“I caught this morning morning’s minion, kingdom
of daylight’s dauphin, dapple-dawn-drawn Falcon, in
of the rolling level underneath him steady air”.
It’s hard to post only a snippet of this celebratory poem by Gerard Manley Hopkins. It’s like trying to stop music in mid-flow. Hopkins’ affinity with the shape and sound of words is apparent in every line that rings with internal rhythm. (The rest of the poem may be read here).
The poem also perfectly encapsulates the feeling of watching a bird hovering and diving. It's an almost vicarious pleasure – as though by observing the darts of movement we may glean a sense of what it means to fly. It’s a dizzying prospect.
I've noticed that there often seems to be a favourable connection between birds and fashion. Bird prints grace fabrics, and (sustainably sourced/ vintage) feathers prove a fine trim or texture for all manner of garments. The image of Ginger Rogers swirling across the set clad in ostrich feathers in ‘Top Hat’ demonstrates just how seductive a material they are. The bird is also an appropriate metaphor for the process of dressing – especially when concentrating on colourful and exuberant wardrobes. Many of us are creatures who, myself included, enjoy choosing and showing off our plumage. Tassels, trims, sequins, buttons and ribbons are all forms of adornment. Aside from the practicality of dressing for warmth, the human body presents a myriad of ways to be clothed and decorated. Unlike birds, we change these feathers on a day-to-day basis – transitioning from sparrows to parakeets according to mood or whim.
Whenever I use the words ‘birds’ and ‘fashion’ in the same sentence, my head immediately flutters to Alexander McQueen’s SS01 show (although birds were a repeated motif throughout his career). The images of a model, head bandaged, stuffed birds attached to her shoulders, are striking. Her attackers are suspended mid-action – a stunning taxidermy nightmare. Their talons are bound by teal fabric; the skirt suggesting movement in a heavy lightness of layers. Like many of McQueen’s best pieces, it evokes a very sinister beauty. Birds are both a source of fascination, and, occasionally of fear (one needs only to think of Hitchcock’s ‘The Birds’).
McQueen once stated that: “Birds in flight fascinate me… I try and transpose the beauty of a bird to women”. He understood the importance of plumage – or perhaps even of dressage. He also recognized the capacity clothes hold to both inspire and disturb.
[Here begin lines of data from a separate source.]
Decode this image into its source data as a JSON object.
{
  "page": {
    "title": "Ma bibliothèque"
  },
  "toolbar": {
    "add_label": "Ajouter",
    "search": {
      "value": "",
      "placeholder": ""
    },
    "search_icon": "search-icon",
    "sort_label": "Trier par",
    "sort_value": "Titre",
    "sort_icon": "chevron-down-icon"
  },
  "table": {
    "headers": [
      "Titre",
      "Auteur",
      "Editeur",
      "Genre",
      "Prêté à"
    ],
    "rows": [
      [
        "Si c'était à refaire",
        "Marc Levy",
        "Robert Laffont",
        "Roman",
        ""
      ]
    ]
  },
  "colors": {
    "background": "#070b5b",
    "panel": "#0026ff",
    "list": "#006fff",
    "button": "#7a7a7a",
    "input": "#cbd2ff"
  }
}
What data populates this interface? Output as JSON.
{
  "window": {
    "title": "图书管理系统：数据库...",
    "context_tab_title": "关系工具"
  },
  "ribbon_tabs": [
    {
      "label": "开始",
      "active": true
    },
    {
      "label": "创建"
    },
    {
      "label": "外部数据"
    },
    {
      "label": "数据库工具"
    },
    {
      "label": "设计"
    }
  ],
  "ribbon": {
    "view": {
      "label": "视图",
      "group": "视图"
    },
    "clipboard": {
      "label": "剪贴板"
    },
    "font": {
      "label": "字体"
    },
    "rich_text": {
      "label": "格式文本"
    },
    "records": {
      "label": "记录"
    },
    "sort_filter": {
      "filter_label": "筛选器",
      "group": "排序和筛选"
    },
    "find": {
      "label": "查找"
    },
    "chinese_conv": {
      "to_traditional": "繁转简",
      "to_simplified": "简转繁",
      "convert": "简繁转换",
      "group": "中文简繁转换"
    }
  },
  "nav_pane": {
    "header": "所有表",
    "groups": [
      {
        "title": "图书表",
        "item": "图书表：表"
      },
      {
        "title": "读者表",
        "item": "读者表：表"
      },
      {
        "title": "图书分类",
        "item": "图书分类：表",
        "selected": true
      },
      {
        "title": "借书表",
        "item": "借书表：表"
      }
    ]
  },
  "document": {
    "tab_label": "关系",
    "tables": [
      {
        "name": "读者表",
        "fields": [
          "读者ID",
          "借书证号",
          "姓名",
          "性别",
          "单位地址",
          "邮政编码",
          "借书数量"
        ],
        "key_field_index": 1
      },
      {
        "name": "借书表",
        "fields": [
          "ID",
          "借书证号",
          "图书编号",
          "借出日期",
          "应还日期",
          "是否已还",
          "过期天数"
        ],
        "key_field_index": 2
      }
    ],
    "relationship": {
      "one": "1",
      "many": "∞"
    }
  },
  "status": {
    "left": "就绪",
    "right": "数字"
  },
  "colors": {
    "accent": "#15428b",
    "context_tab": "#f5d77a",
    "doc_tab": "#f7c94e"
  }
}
There is a sense behind every crafted corset, behind every padded hip, behind every bead and stitch of embroidery, that there was an intelligent, highly imaginative thought process. McQueen’s collections were not merely a grouping of dresses, but a narrative. His designs told stories. They weren't always pleasant or pretty ones, but the depth and unpredictability was what distinguished him from many of his peers. Tales can be gruesome or scary, but it's the manner of telling that distinguishes the good from the memorably great. McQueen ‘told’ his collections with such talent and craft – a master tailor and storyteller.
This scarf similarly tells a narrative. The print even has a name - it’s ‘Meet in the Park at Night’ (although I must say that, due to my location, I thought it more evocative of nocturnal flights through woods). It is part of the ‘Front Row Society’ initiative – a website dedicated to “fashion democracy” that encourages designers to showcase their prints, with the public voting on which patterns are then produced as either handbags or scarfs. It aims to be 100% sustainable in the near future, and a small proportion of each purchase is currently donated to the Ethical Fashion Forum. My scarf was designed by Jennifer Dayrit. It arrived along with a small card detailing both the stimulus behind the birds' motif, and a short description of Jennifer, who trained in fine art before specializing in accessories. These personal touches make it an enticing package, at the other end of the wingspan from the plastic bags and mass marketing of the high street. Many thanks to the PR Jenna for sending it to me, and for alerting me to the website. I wanted to style it in a variety of different ways, and so the rest of the outfit was very simple. The black velvet shorts were cut down and customised from trousers, the top is from a charity shop and the towering wedges (so precarious that every other shot was of me staggering around and falling over) are from eBay.
It’s apt that the scarf design takes birds as an inspiration – as they are, of course, part of the natural world, and thus lend themselves to ethical endeavors. Maybe it’s a case of great minds thinking alike, but Olwen Bourke’s latest collection – entitled ‘Paradise Lost’ – also takes birds as one of its recurring themes. Each hand-made item uses re-claimed fabrics in part of the design. The use of a birdcage in the video is interesting. Birds are the ultimate symbol of freedom, but become poignant metaphors when in captivity - one of the messages also found in Alexander McQueen's SS01 collection. Some concepts are never old.